TASK DETAILS:
Your task is to give the entries back exactly, leaving nothing out.

(Website and app data records)

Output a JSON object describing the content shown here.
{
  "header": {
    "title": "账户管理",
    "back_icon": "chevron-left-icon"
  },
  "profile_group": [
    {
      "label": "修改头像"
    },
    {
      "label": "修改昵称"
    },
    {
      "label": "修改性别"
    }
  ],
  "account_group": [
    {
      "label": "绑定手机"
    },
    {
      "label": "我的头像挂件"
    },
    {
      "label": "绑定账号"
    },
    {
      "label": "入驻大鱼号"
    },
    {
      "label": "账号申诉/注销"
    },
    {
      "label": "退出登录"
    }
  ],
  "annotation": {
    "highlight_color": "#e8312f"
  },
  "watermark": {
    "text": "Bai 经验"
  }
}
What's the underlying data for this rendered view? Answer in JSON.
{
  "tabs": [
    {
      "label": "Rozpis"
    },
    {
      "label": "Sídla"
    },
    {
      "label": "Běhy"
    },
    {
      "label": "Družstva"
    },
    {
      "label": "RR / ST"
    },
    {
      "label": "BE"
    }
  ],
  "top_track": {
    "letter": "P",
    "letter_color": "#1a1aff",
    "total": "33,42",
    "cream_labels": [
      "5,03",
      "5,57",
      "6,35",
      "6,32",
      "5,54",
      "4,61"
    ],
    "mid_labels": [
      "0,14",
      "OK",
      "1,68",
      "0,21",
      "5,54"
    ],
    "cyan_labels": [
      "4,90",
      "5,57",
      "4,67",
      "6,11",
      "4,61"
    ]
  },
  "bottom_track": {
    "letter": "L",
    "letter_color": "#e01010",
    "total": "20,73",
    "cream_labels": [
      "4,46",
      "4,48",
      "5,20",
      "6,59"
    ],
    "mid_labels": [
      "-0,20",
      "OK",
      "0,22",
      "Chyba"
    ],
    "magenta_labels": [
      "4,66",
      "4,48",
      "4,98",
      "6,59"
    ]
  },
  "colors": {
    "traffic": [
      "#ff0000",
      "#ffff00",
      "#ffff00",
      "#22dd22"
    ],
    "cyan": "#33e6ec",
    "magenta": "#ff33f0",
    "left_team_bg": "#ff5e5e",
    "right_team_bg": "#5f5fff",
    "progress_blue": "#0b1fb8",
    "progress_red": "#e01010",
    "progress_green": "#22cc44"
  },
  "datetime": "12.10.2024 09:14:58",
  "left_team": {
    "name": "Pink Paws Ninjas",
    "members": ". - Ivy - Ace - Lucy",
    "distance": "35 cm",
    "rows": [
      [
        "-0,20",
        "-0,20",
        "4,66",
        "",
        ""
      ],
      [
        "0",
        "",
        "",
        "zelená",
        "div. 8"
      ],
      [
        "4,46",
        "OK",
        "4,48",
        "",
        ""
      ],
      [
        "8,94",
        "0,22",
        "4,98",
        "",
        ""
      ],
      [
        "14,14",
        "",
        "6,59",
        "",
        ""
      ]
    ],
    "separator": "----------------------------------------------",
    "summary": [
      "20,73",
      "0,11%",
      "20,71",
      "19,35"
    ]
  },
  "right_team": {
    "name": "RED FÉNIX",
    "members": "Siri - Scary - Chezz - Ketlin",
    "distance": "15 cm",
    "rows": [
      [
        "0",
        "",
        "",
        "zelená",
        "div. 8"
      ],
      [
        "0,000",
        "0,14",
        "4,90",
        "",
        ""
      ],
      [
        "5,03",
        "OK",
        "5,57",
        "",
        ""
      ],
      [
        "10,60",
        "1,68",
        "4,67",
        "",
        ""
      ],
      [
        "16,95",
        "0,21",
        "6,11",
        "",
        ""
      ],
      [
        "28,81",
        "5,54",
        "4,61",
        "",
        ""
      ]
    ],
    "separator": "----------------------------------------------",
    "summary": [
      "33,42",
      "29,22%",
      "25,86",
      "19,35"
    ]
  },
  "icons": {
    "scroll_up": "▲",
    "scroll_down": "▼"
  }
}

RESULT:
Output a JSON object describing the content shown here.
{
  "header": {
    "title": "账户管理",
    "back_icon": "chevron-left-icon"
  },
  "profile_group": [
    {
      "label": "修改头像"
    },
    {
      "label": "修改昵称"
    },
    {
      "label": "修改性别"
    }
  ],
  "account_group": [
    {
      "label": "绑定手机"
    },
    {
      "label": "我的头像挂件"
    },
    {
      "label": "绑定账号"
    },
    {
      "label": "入驻大鱼号"
    },
    {
      "label": "账号申诉/注销"
    },
    {
      "label": "退出登录"
    }
  ],
  "annotation": {
    "highlight_color": "#e8312f"
  },
  "watermark": {
    "text": "Bai 经验"
  }
}
What's the underlying data for this rendered view? Answer in JSON.
{
  "tabs": [
    {
      "label": "Rozpis"
    },
    {
      "label": "Sídla"
    },
    {
      "label": "Běhy"
    },
    {
      "label": "Družstva"
    },
    {
      "label": "RR / ST"
    },
    {
      "label": "BE"
    }
  ],
  "top_track": {
    "letter": "P",
    "letter_color": "#1a1aff",
    "total": "33,42",
    "cream_labels": [
      "5,03",
      "5,57",
      "6,35",
      "6,32",
      "5,54",
      "4,61"
    ],
    "mid_labels": [
      "0,14",
      "OK",
      "1,68",
      "0,21",
      "5,54"
    ],
    "cyan_labels": [
      "4,90",
      "5,57",
      "4,67",
      "6,11",
      "4,61"
    ]
  },
  "bottom_track": {
    "letter": "L",
    "letter_color": "#e01010",
    "total": "20,73",
    "cream_labels": [
      "4,46",
      "4,48",
      "5,20",
      "6,59"
    ],
    "mid_labels": [
      "-0,20",
      "OK",
      "0,22",
      "Chyba"
    ],
    "magenta_labels": [
      "4,66",
      "4,48",
      "4,98",
      "6,59"
    ]
  },
  "colors": {
    "traffic": [
      "#ff0000",
      "#ffff00",
      "#ffff00",
      "#22dd22"
    ],
    "cyan": "#33e6ec",
    "magenta": "#ff33f0",
    "left_team_bg": "#ff5e5e",
    "right_team_bg": "#5f5fff",
    "progress_blue": "#0b1fb8",
    "progress_red": "#e01010",
    "progress_green": "#22cc44"
  },
  "datetime": "12.10.2024 09:14:58",
  "left_team": {
    "name": "Pink Paws Ninjas",
    "members": ". - Ivy - Ace - Lucy",
    "distance": "35 cm",
    "rows": [
      [
        "-0,20",
        "-0,20",
        "4,66",
        "",
        ""
      ],
      [
        "0",
        "",
        "",
        "zelená",
        "div. 8"
      ],
      [
        "4,46",
        "OK",
        "4,48",
        "",
        ""
      ],
      [
        "8,94",
        "0,22",
        "4,98",
        "",
        ""
      ],
      [
        "14,14",
        "",
        "6,59",
        "",
        ""
      ]
    ],
    "separator": "----------------------------------------------",
    "summary": [
      "20,73",
      "0,11%",
      "20,71",
      "19,35"
    ]
  },
  "right_team": {
    "name": "RED FÉNIX",
    "members": "Siri - Scary - Chezz - Ketlin",
    "distance": "15 cm",
    "rows": [
      [
        "0",
        "",
        "",
        "zelená",
        "div. 8"
      ],
      [
        "0,000",
        "0,14",
        "4,90",
        "",
        ""
      ],
      [
        "5,03",
        "OK",
        "5,57",
        "",
        ""
      ],
      [
        "10,60",
        "1,68",
        "4,67",
        "",
        ""
      ],
      [
        "16,95",
        "0,21",
        "6,11",
        "",
        ""
      ],
      [
        "28,81",
        "5,54",
        "4,61",
        "",
        ""
      ]
    ],
    "separator": "----------------------------------------------",
    "summary": [
      "33,42",
      "29,22%",
      "25,86",
      "19,35"
    ]
  },
  "icons": {
    "scroll_up": "▲",
    "scroll_down": "▼"
  }
}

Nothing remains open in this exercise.